Locked down, and unable to escape the leaks, my thoughts turned inward. I crept into some of the darkest crevices of my mind, shocked at some of the old relics I had found in distant memories.
When I was a teenager, I had the opportunity to see Ben Howard live for the first time, I remember trying to convince a friend to come with me because “You aren’t going to remember the time you saved £25.00, you’re going to remember the time you were front row at a Ben Howard concert!”. Needless to say, we had a great time. It’s something I’ve always been mindful of. And now, after losing my mum, memories have never been so valuable to me.
Our story was a sad one, robbed of the greatest love we will ever know. It was a story of heartbreak and grief and that’s where I thought it ended.
I love exercising – running, walking, swimming, cycling. In July, my watch app (Garmin Connect) invited me to run 80km (50 miles) throughout the month of July,…… Read more “What I Learnt From Running 80km in a Month”
It blows my mind to think that I will be 27 this December when it can sometimes feel just 5 minutes ago that my mum passed away. A lot has happened over the last 3 years. Sometimes the speed in which time slips by can make me feel like a passive passenger.
When you hold your thumb, try and think of a safe and calming space. This could be a place that you imagine, like a beach with the sound of the waves, or it could be a memory where you remember feel particularly calm. For me it is lying back on the trampoline, feeling warm by the evening sun, at about 12 years old.
For the first 3 months following my mums passing, I was frantic and desperate for memories. We had already lost her, I was terrified that I’d now forget her too. I wanted to hold on to our memories so tightly as if they were helium balloons. Like a child at the fayre, I daren’t loosen my grip in fear that they’d float away and be forgotten forever.
I’ve been really emotional leading up to this Mother’s Day. I miss her more with every passing day. Her absence at home is deafening. I spend a lot of my weekends visiting her. It’s a beautifully serene place and I feel very comfortable there. Sometimes my younger sister and I take a picnic blanket, we lay down and have a good cry!
I feel as though I am slowly sinking into thick black tar. My clothes feel like lead, pulling me under even more, weighing heavy against my lungs making it difficult to breathe. I don’t have the strength to put out my arm and reach for help. I feel completely overcome with grief for my mum.

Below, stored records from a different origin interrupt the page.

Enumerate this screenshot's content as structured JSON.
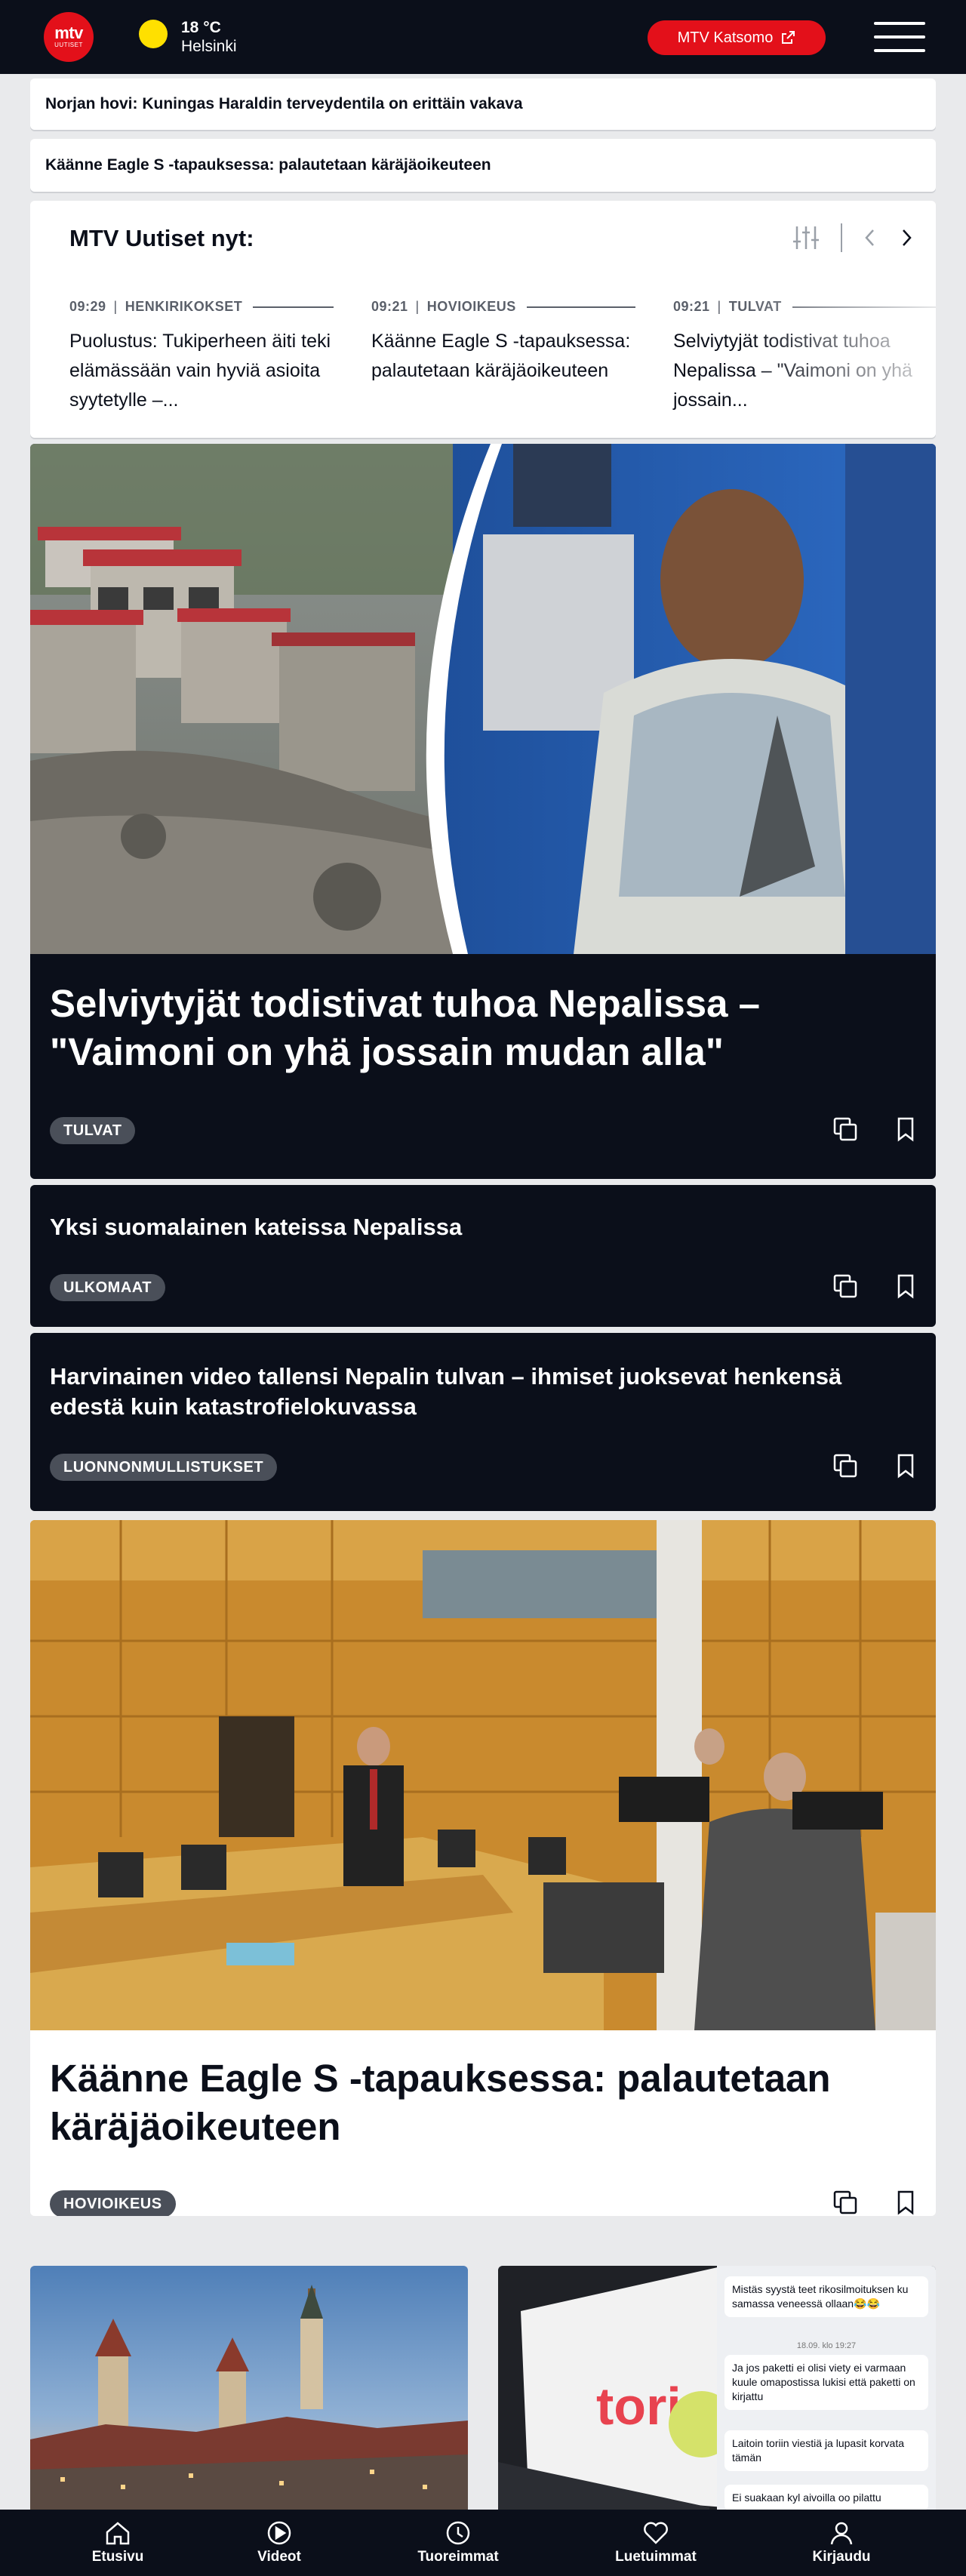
{
  "header": {
    "logo_line1": "mtv",
    "logo_line2": "UUTISET",
    "temperature": "18 °C",
    "city": "Helsinki",
    "katsomo_label": "MTV Katsomo"
  },
  "alerts": [
    {
      "text": "Norjan hovi: Kuningas Haraldin terveydentila on erittäin vakava"
    },
    {
      "text": "Käänne Eagle S -tapauksessa: palautetaan käräjäoikeuteen"
    }
  ],
  "now": {
    "title": "MTV Uutiset nyt:",
    "items": [
      {
        "time": "09:29",
        "category": "HENKIRIKOKSET",
        "title": "Puolustus: Tukiperheen äiti teki elämässään vain hyviä asioita syytetylle –..."
      },
      {
        "time": "09:21",
        "category": "HOVIOIKEUS",
        "title": "Käänne Eagle S -tapauksessa: palautetaan käräjäoikeuteen"
      },
      {
        "time": "09:21",
        "category": "TULVAT",
        "title": "Selviytyjät todistivat tuhoa Nepalissa – \"Vaimoni on yhä jossain..."
      }
    ]
  },
  "stories": [
    {
      "title": "Selviytyjät todistivat tuhoa Nepalissa – \"Vaimoni on yhä jossain mudan alla\"",
      "tag": "TULVAT"
    },
    {
      "title": "Yksi suomalainen kateissa Nepalissa",
      "tag": "ULKOMAAT"
    },
    {
      "title": "Harvinainen video tallensi Nepalin tulvan – ihmiset juoksevat henkensä edestä kuin katastrofielokuvassa",
      "tag": "LUONNONMULLISTUKSET"
    },
    {
      "title": "Käänne Eagle S -tapauksessa: palautetaan käräjäoikeuteen",
      "tag": "HOVIOIKEUS"
    }
  ],
  "tile_chat": {
    "msg1": "Mistäs syystä teet rikosilmoituksen ku samassa veneessä ollaan😂😂",
    "date": "18.09. klo 19:27",
    "msg2": "Ja jos paketti ei olisi viety ei varmaan kuule omapostissa lukisi että paketti on kirjattu",
    "msg3": "Laitoin toriin viestiä ja lupasit korvata tämän",
    "msg4": "Ei suakaan kyl aivoilla oo pilattu",
    "screen_text": "tori"
  },
  "nav": [
    {
      "label": "Etusivu"
    },
    {
      "label": "Videot"
    },
    {
      "label": "Tuoreimmat"
    },
    {
      "label": "Luetuimmat"
    },
    {
      "label": "Kirjaudu"
    }
  ],
  "colors": {
    "brand_red": "#e3101a",
    "dark": "#0b0f1a",
    "tag_gray": "#4a4f59",
    "sun": "#ffe000"
  }
}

I feel debilitated.
Sometimes, making plans for the following week seems like a great idea – and sometimes it is – but other times, you just have to cancel because all you need to do is gather your strength at home.